Input –
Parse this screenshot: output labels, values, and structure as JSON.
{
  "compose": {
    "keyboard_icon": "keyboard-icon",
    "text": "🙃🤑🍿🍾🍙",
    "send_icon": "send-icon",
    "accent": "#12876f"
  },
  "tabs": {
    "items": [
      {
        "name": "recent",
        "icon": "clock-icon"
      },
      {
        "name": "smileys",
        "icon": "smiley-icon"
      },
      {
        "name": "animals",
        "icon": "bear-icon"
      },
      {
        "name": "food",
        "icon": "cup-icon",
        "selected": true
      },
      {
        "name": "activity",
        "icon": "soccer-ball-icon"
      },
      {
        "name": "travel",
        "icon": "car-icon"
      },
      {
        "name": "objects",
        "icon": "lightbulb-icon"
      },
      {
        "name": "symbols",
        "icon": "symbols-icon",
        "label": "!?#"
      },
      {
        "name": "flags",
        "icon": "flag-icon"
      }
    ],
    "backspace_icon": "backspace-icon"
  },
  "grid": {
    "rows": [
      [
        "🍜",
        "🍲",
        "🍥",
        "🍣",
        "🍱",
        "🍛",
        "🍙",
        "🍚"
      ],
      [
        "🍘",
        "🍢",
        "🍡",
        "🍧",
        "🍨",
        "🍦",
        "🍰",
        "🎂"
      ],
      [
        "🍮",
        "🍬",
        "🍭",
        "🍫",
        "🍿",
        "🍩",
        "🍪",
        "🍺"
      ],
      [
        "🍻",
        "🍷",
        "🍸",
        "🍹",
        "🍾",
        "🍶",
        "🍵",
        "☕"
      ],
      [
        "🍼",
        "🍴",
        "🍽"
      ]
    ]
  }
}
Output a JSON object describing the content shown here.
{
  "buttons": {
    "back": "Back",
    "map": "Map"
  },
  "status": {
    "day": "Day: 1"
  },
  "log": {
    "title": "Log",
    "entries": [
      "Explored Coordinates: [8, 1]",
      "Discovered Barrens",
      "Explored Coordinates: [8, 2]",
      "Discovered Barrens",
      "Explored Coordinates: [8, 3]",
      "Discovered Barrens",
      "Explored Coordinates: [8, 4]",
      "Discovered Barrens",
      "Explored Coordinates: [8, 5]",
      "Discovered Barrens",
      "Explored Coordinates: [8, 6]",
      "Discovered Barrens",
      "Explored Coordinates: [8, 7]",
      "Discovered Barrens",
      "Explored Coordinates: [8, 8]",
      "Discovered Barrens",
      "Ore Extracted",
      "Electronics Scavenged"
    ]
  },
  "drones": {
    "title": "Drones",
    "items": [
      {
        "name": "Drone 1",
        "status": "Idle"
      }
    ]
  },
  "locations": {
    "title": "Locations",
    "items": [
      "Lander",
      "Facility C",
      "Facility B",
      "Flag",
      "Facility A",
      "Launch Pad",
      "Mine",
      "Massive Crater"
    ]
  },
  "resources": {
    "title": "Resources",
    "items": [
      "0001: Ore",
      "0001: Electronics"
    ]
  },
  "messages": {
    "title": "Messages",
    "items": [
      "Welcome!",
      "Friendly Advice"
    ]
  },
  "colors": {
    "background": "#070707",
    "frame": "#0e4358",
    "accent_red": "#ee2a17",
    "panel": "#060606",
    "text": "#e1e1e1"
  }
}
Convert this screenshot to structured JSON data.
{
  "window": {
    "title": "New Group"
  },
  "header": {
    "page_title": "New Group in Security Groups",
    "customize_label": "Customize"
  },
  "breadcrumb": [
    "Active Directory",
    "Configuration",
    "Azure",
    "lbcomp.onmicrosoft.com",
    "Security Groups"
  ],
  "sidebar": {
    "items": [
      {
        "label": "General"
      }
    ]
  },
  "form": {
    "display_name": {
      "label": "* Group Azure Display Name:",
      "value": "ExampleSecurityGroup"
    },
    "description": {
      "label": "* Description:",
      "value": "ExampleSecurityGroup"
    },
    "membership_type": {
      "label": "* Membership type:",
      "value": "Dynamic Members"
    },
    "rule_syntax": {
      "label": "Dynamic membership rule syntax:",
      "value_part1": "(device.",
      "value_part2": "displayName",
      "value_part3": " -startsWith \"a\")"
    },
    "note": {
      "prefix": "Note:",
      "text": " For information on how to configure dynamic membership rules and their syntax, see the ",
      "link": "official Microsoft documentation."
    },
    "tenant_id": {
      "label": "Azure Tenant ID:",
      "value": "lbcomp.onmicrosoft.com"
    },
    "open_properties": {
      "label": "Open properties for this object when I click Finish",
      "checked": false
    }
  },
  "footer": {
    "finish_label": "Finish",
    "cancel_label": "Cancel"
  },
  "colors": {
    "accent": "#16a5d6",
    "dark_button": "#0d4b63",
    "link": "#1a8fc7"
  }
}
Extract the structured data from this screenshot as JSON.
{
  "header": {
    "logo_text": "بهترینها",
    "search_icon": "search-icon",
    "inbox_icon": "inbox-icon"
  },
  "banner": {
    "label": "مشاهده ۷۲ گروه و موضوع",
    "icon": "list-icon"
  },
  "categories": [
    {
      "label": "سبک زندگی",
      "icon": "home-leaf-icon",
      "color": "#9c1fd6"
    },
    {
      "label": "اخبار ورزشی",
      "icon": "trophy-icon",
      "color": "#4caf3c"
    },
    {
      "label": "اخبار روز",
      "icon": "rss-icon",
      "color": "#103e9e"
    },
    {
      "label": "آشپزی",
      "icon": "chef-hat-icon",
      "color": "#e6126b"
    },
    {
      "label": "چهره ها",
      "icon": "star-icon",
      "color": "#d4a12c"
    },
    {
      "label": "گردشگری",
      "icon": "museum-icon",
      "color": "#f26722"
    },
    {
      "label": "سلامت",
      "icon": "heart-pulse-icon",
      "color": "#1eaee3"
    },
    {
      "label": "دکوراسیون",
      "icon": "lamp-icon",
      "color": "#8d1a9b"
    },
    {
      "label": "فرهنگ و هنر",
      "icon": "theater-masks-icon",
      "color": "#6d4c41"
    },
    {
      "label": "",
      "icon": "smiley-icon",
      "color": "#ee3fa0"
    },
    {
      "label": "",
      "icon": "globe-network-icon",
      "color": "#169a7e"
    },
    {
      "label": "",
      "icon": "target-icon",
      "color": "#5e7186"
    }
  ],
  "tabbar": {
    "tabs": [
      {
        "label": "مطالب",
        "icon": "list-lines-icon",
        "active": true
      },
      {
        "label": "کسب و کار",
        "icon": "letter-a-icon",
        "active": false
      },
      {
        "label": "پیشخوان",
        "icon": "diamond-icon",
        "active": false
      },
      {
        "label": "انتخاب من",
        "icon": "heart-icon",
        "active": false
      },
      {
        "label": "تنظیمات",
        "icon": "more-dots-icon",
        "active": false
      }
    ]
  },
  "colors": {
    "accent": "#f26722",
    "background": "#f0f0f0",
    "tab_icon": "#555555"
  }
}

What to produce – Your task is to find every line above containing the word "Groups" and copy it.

Exercise result –
    "page_title": "New Group in Security Groups",
    "Security Groups"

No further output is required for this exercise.